Sancheong-gun, Gyeongsangnam-do, 18 May 2016, 7am
The morning is bright and (because we are still in the cool of the day) refreshing. I make my regular 7:30 call back to London, and start getting myself together. Black coffee, fruit and a pastry is the breakfast. We are due to pay a visit to the mayor at 9:30 in County Hall. As we chat over breakfast, Kyung-sook mentions that our friend Director Kim, who used to head the Sancheong Herbal Medicine Institute, has now changed jobs. His new job is heading up the tourist village where we are staying with the objective of making it a commercial proposition for the county. There is a fair amount of construction work going on, expanding the facilities (particularly in relation to sports) to broaden the appeal beyond its initially intended purpose as a corporate retreat for employees of the Hurom company. We wonder if Director Kim is likely to be around for a cup of tea before we head off to Sancheong town, but discover that he is away in Busan on business. We shall have to catch up with him next time.
Quite apart from my disorganisation I am forever having to re-arrange my packing to accommodate the gifts I am constantly being given: from Sancheong, local tea and a large box of doraji (candied bellflower root). I also have to make sure that the English tea I have brought for giving away to appropriate recipients is in the right place in my bag for giving away at the right time, and that I reserve enough tea for giving away to people I am likely to meet later in my trip. So repacking my bags in the morning is always painfully slow. I dither and faff, and we leave the accommodation village at shortly after 9am to drive down into Sancheong Town. A parking space has been reserved for us at County Hall.

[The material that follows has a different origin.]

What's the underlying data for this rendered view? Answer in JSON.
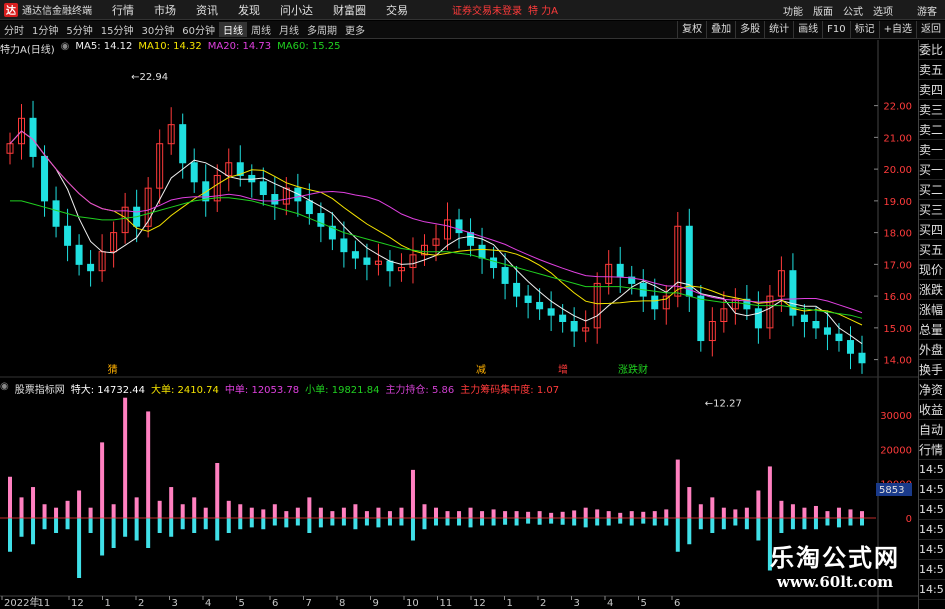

We first make a courtesy call on a local assemblyman who has been a good friend to us, and whose son I met with a couple of times in London over the previous twelve months. Then we walk along the corridor to the governor’s office where we are soon ushered in. Kyung-sook slips into her normal role: making polite ambassadorial-style conversation with the governor, effectively conducting the conversation on my behalf. She really does not need me to be there – she is a goodwill ambassador in her own right. I do my part by uttering the occasional pleasantry about how nice it is to be back and how sorry I am that I could not spend longer this time. Kyung-sook interprets for me, or tells the mayor what she thinks I ought to have said. It’s great to have not only an interpreter but a diplomat by my side.

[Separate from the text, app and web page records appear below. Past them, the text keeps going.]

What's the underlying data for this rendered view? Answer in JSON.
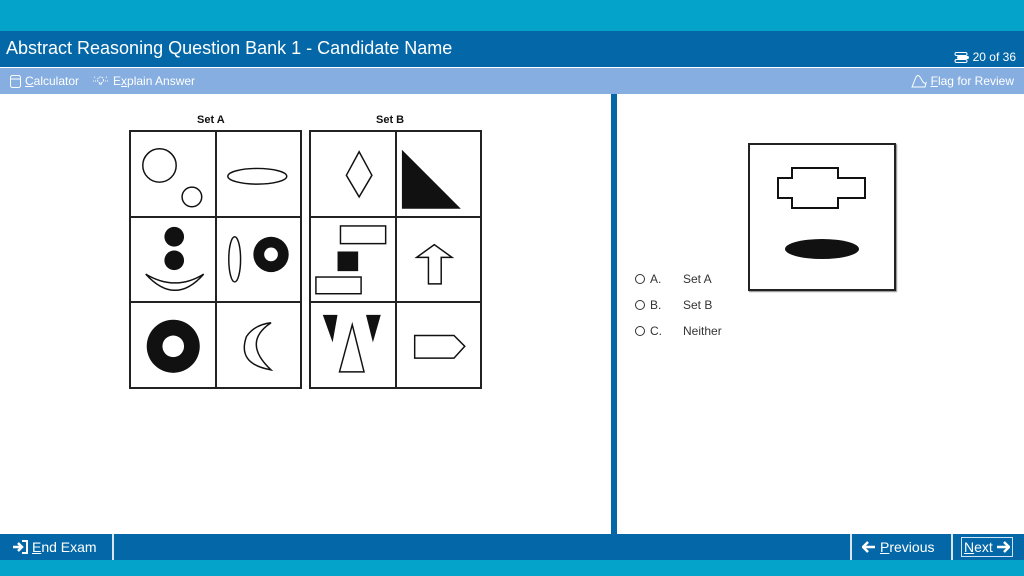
{
  "header": {
    "title": "Abstract Reasoning Question Bank 1 - Candidate Name",
    "counter": "20 of 36",
    "counter_icon": "question-list-icon"
  },
  "toolbar": {
    "calculator": {
      "label_u": "C",
      "label_rest": "alculator",
      "icon": "calculator-icon"
    },
    "explain": {
      "label_pre": "E",
      "label_u": "x",
      "label_rest": "plain Answer",
      "icon": "lightbulb-icon"
    },
    "flag": {
      "label_u": "F",
      "label_rest": "lag for Review",
      "icon": "flag-icon"
    }
  },
  "puzzle": {
    "set_a": {
      "label": "Set A",
      "cells": [
        "two-outline-circles",
        "horizontal-outline-ellipse",
        "two-black-dots-and-smile",
        "vertical-ellipse-and-black-ring",
        "large-black-ring",
        "crescent-moon"
      ]
    },
    "set_b": {
      "label": "Set B",
      "cells": [
        "outline-diamond",
        "black-right-triangle",
        "two-rectangles-and-black-square",
        "outline-up-arrow",
        "two-black-triangles-and-outline-triangle",
        "outline-pentagon-arrow"
      ]
    },
    "question_figure": [
      "outline-cross-shape",
      "black-ellipse"
    ]
  },
  "options": [
    {
      "letter": "A.",
      "text": "Set A",
      "selected": false
    },
    {
      "letter": "B.",
      "text": "Set B",
      "selected": false
    },
    {
      "letter": "C.",
      "text": "Neither",
      "selected": false
    }
  ],
  "footer": {
    "end_exam": {
      "label_u": "E",
      "label_rest": "nd Exam",
      "icon": "exit-icon"
    },
    "previous": {
      "label_u": "P",
      "label_rest": "revious",
      "icon": "arrow-left-icon"
    },
    "next": {
      "label_u": "N",
      "label_rest": "ext",
      "icon": "arrow-right-icon"
    }
  },
  "colors": {
    "frame": "#04a3c9",
    "primary": "#0468a8",
    "toolbar": "#86aee0"
  }
}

As is naturally the case, the conversation is conducted in Korean. I try to follow what they are saying, but I pick up maybe one word in every fifty. Two words used consecutively I pick up on. They are either talking about a Korean restaurant I used to visit in London, or the river that flows through Seoul. But there is a third possibility that I had missed – you don’t expect the polite conversation with a local dignitary to turn to the finer points of literature. But in fact they are not talking about Hangang Restaurant in Hanway Street off Tottenham Court Road. Or about the Han River. The conversation had turned to Han Kang’s Booker International Prize and I manage to improve my standing by saying that I had met the author over drinks in London and had once had lunch with her translator Deborah Smith.
My status enhanced, it was time to leave, but not before I am given instructions to provide detailed recommendations about how to improve the Royal Azalea Festival and the Traditional Medicine Expo with specific reference to enhancing its appeal to foreigners. Crikey – I’m going to need to do a tourism promotion PhD. There is also a photo call with the governor which no doubt will appear in the local web portal in due course.